A Mount Sinai Cardiologist’s Colleagues Save His Life

William J. Schwartz, MD, Clinical Director of Ambulatory Cardiology at Mount Sinai Queens and Assistant Professor of Medicine (Cardiology) at the Icahn School of Medicine at Mount Sinai, gave an accidental pop quiz to his medical team when he had his own cardiac emergency. Fortunately for everyone, they passed with flying colors. 

It started one evening in March 2022, when Dr. Schwartz started to feel uncomfortable and achy in his chest, back, and shoulders, while walking to his car after work at Mount Sinai Queens. His first thought was that he had caught his wife’s bad cold. As the evening progressed, his discomfort persisted.

Dr. Schwartz, 71, didn’t have the standard risk factors for a heart attack. He didn’t smoke, have high blood pressure, diabetes, high cholesterol, or a family history of heart disease. He led an active lifestyle, running five miles weekly on a treadmill without feeling any shortness of breath or chest pain. Yet, something made him think, “heart.” Around midnight, he decided to take himself to the Emergency Department (ED) at The Mount Sinai Hospital.

When Dr. Schwartz arrived at the ED, they took an electrocardiogram (EKG), a test that can identify an acute heart attack. His EKG looked suspicious but not alarming. Blood tests were sent, and he was admitted to the ED for observation. An hour later, Dr. Schwartz started to feel much, much worse. “It felt like the inside of my chest was being pulled out of my body,” he says.

He signaled the staff, who immediately carried out a second EKG. The second EKG showed a different result than the first. It revealed that Dr. Schwartz was having a heart attack due to a complete blockage of one of his heart’s arteries. His pain reflected dying heart tissue, and he was at risk of sudden cardiac death. This condition is known as an ST elevation myocardial infarction, or STEMI, which requires an emergency procedure called cardiac catheterization."

The ED staff notified the Cardiology STEMI team, which consists of doctors, nurses, and technicians rotating on call 24/7 to perform emergency catheterizations.
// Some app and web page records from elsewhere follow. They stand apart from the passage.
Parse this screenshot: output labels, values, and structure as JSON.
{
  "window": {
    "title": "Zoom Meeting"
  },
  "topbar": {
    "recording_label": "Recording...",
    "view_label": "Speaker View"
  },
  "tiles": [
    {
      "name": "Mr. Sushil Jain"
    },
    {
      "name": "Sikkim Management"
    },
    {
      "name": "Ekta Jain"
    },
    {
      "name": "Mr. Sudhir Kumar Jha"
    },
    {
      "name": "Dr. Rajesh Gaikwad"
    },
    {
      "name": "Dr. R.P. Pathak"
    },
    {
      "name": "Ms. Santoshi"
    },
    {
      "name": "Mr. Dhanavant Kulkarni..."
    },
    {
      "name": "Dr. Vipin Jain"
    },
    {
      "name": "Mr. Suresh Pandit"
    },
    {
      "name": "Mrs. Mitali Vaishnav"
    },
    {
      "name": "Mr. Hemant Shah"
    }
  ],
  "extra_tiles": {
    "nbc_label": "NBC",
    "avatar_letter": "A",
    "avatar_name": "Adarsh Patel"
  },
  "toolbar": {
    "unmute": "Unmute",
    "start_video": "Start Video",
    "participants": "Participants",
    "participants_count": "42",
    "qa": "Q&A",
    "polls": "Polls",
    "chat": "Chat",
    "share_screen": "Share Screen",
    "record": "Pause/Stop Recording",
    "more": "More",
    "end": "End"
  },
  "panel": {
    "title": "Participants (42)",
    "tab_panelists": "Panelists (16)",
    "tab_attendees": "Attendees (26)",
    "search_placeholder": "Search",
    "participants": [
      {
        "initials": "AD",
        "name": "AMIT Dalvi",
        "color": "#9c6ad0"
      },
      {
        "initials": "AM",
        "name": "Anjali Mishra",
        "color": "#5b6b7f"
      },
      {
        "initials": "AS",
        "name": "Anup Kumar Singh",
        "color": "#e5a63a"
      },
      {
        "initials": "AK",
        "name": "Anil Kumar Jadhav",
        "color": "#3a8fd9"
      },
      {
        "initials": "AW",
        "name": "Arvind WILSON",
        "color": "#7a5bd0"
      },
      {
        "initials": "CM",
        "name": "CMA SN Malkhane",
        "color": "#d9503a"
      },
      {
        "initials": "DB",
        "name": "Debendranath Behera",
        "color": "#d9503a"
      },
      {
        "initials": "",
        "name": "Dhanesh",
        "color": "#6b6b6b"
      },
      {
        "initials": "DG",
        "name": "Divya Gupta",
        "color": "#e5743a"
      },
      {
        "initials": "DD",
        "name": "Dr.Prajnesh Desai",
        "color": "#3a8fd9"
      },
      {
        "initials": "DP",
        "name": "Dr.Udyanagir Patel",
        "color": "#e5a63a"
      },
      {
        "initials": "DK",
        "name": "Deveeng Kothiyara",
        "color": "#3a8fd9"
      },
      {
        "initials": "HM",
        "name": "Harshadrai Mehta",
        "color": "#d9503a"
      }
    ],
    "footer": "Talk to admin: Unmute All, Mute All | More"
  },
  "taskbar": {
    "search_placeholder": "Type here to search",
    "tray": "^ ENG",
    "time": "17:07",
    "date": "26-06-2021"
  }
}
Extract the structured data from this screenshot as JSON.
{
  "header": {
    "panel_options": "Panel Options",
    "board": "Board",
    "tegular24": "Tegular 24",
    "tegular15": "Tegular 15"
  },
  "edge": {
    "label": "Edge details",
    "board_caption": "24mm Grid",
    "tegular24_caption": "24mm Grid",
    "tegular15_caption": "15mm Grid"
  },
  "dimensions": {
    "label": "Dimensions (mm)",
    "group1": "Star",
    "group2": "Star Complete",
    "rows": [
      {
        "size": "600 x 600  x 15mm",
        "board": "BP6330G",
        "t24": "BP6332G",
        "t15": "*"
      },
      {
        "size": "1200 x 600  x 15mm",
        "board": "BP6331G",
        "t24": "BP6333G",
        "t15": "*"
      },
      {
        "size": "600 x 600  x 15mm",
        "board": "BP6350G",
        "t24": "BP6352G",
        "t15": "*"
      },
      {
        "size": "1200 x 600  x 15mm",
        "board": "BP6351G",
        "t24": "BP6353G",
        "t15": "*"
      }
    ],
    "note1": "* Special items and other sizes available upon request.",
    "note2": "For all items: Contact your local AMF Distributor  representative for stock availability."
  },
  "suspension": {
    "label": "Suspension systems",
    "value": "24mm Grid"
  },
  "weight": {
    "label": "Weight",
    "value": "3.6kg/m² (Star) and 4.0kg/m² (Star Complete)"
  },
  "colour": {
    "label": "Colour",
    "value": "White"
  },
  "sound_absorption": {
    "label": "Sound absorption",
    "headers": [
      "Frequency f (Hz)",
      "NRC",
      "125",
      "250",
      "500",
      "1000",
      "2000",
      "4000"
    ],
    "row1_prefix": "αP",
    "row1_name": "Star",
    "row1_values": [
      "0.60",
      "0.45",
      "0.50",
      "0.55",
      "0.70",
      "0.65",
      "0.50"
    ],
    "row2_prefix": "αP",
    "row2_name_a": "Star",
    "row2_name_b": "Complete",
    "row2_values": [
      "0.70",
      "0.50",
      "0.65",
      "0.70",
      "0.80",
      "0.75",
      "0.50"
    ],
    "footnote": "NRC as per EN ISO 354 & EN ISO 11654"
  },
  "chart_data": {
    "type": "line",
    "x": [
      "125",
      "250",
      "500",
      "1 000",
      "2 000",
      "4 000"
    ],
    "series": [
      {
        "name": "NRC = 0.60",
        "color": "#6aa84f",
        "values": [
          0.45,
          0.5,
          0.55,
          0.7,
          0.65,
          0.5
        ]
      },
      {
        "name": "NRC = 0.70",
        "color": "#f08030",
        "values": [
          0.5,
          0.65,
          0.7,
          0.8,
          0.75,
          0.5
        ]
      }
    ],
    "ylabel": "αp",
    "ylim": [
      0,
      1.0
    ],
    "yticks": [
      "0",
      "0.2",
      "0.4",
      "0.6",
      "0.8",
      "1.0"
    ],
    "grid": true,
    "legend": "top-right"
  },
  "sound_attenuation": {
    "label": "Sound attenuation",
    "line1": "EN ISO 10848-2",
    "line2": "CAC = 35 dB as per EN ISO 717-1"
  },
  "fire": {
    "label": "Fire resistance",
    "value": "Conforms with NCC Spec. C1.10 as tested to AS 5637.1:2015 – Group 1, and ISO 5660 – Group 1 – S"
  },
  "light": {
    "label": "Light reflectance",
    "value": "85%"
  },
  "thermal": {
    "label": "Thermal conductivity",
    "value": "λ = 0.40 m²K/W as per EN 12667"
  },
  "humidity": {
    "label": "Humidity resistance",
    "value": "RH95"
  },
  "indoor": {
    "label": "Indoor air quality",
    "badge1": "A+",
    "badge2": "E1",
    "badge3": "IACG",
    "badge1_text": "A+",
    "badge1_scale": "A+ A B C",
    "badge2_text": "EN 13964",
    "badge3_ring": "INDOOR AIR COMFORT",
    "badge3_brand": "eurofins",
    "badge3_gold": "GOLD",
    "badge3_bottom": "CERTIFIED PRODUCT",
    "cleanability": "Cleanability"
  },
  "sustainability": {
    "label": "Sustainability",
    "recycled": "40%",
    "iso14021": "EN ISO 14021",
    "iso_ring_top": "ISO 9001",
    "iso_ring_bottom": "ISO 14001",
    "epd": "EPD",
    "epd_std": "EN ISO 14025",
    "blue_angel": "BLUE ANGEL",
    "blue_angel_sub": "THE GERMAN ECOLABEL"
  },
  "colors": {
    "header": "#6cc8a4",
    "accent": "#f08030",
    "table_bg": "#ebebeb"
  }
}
Dr. Schwartz was then rushed to the Cardiac Catheterization Laboratory (Cath Lab), which is equipped with specialized imaging equipment designed to diagnose and treat heart problems. On arrival to the Cath Lab, Dr. Schwartz was met by his colleague, now his treating physician, Raman Sharma, MD, Assistant Professor of Medicine (Cardiology) at Icahn School Mount Sinai and Assistant Director of Endovascular Intervention at The Mount Sinai Hospital, and the Cath Lab team.

“Once someone is having a STEMI, you basically have 90 minutes to treat it,” says Dr. Sharma. “Whether the patient is homeless or the President of the United States—or a colleague like Dr. Schwartz—we do the same emergent procedure to revascularize in a timely manner. We didn’t do anything special because Dr. Schwartz was a colleague.” 

“TV shows used to show someone who was having a heart attack grabbing their chest and falling down to the ground,” Dr. Sharma says. “But that’s not how most heart attacks present these days. Nowadays, a lot of people say they’ve been feeling kind of funny for a few days, off and on. Then, all of a sudden, they get this huge pressure in their chest.” When this happens, says Dr. Sharma, the key is not to just go to sleep and hope to feel better in the morning. “You should go to the ER, like Dr. Schwartz did.” 

Dr. Sharma performed an angiogram, which showed the totally blocked artery. He inserted a small mesh tube called a stent to unblock the artery and essentially “stop” the heart attack. “This is the standard approach for a STEMI,” explains Dr. Sharma. It was an uncomplicated procedure and required only one stent. 

"For Dr. Schwartz, opening the artery with the stent resulted in immediate relief of his pain. Following the catheterization, Dr. Schwartz was brought to the Cardiac Intensive Care Unit (CICU). The next day, recovering in the CICU, Dr. Schwartz had a brief episode of mild chest pain. The EKG was normal. The first angiogram had revealed a second, less significant blockage. Given his further symptoms, the team advised that the other blockage should also be treated."

The next morning, Dr. Schwartz went back to the Cath Lab. Annapoorna S. Kini, MD, Interventional Director of Mount Sinai’s Structural Heart Program and the Zena and Michael A. Wiener Professor of Medicine at Icahn Mount Sinai, placed a second stent. This procedure also went smoothly, and Dr. Schwartz was discharged that evening,

Four months later, Dr. Schwartz danced at his son’s wedding.

Since his STEMI, Dr. Schwartz has become even more appreciative of his life and health. In his cardiology practice, he often shares his story with his colleagues and his patients, reminding some, and informing others, that life-threatening heart disease may not be preceded by typical risk factors or symptoms.